STRIKES, RIOTS AND CIVIL COMMOTIONS (S.R.& C.C.): A term referring to an insurance clause excluding insurance of loss caused by labor disturbances, riots and civil commotions or any person engaged in such actions.

SUE AND LABOR CLAUSE: A provision in marine insurance obligating the assured to do those things necessary after a loss to prevent further loss and to act in the best interests of the insurer.

s.v.: Sailing vessel.

SWITCH TRANSACTIONS: The practice of exporting (or importing) goods through an intermediary country to final destinations. This is done when the destination country is short of U.S. dollars and the intermediary country has available U.S. dollars and is willing to exchange for the destination country’s currency on goods. Switch transactions must be performed within the various laws concerning export licenses.

TARE WEIGHT: The weight of packing and containers without the goods to be shipped.

t.l.o.: Total loss only.

TONNE (METRIC TON): 1000 Kilograms (2204 lbs).

TRANSPORTATION AND EXPORTATION ENTRY: A form declaring goods which are entering the United States (for example from Canada) for the purpose of
exportation through a U.S. port. Carriers and any warehouse must be bonded.

val.: Value.

Ves.: Vessel.

W/B: Waybill.

WAR RISK INSURANCE: Separate insurance coverage for loss of goods which results from any act of war. This insurance is necessary during peacetime due to objects, such as floating mines, left over from previous wars. War Risk Insurance in the United States is underwritten exclusively through the American Cargo War Risk Reinsurance Exchange, a group formed to share the extreme losses possible.

War/Strike Clause: An insurance provision that covers loss due to war and/or strike.

WAREHOUSE ENTRY: A form declaring goods imported and placed in a bonded warehouse. Duty payment may not be required until the goods are withdrawn for consumption.

WEATHER WORKING DAY: A day when reasonable weather conditions prevail to allow normal working to the vessel.

WESTERN HEMISPHERE TRADE CORPORATION: A domestic (U.S.) corporation whose business is done in any country of North, South, or Central America or the West Indies, and which usually receives certain tax advantages.

WITH PARTICULAR AVERAGE (W.P.A.): An insurance term meaning that partial loss or damage to goods is insured.

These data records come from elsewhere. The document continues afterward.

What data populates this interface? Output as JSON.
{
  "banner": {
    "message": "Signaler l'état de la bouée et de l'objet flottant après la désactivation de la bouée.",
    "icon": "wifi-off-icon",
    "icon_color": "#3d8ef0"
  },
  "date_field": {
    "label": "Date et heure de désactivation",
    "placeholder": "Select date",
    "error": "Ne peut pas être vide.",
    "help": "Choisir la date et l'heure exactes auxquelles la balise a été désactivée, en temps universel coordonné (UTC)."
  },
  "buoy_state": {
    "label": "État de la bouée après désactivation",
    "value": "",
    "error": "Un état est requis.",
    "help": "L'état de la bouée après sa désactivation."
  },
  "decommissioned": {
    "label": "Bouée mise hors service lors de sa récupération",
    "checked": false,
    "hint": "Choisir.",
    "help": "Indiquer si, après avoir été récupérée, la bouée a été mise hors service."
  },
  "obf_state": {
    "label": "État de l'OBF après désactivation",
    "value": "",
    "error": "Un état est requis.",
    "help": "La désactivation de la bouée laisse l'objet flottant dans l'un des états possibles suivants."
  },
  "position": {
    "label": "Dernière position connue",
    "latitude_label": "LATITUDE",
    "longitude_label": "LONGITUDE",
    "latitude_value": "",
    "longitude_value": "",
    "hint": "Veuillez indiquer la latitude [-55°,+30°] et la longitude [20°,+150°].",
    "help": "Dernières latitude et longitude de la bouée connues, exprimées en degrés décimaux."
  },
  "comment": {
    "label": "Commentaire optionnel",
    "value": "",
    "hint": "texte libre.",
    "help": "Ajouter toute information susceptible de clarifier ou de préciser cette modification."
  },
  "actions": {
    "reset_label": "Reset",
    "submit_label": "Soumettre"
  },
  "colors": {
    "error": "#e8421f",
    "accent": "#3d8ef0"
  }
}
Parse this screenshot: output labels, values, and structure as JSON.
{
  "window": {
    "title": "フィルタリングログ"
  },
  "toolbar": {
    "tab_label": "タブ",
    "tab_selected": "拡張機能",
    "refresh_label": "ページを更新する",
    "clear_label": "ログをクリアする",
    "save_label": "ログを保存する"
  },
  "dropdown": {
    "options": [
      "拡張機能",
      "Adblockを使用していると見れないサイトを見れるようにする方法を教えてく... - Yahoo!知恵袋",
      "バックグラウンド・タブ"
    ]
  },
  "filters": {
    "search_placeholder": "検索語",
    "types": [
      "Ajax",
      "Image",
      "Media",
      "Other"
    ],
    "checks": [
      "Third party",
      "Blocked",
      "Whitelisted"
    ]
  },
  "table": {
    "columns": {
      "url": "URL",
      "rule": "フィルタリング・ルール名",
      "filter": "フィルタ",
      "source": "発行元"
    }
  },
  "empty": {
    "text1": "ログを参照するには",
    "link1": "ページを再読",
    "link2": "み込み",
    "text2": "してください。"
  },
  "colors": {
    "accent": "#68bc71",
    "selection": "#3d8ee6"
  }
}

Generally must be caused by sea water.

May have a minimum percentage of damage before payment. May be extended to cover loss by theft, pilferage, delivery, leakage, and breakage.

Y/A: York/Antwerp Rules.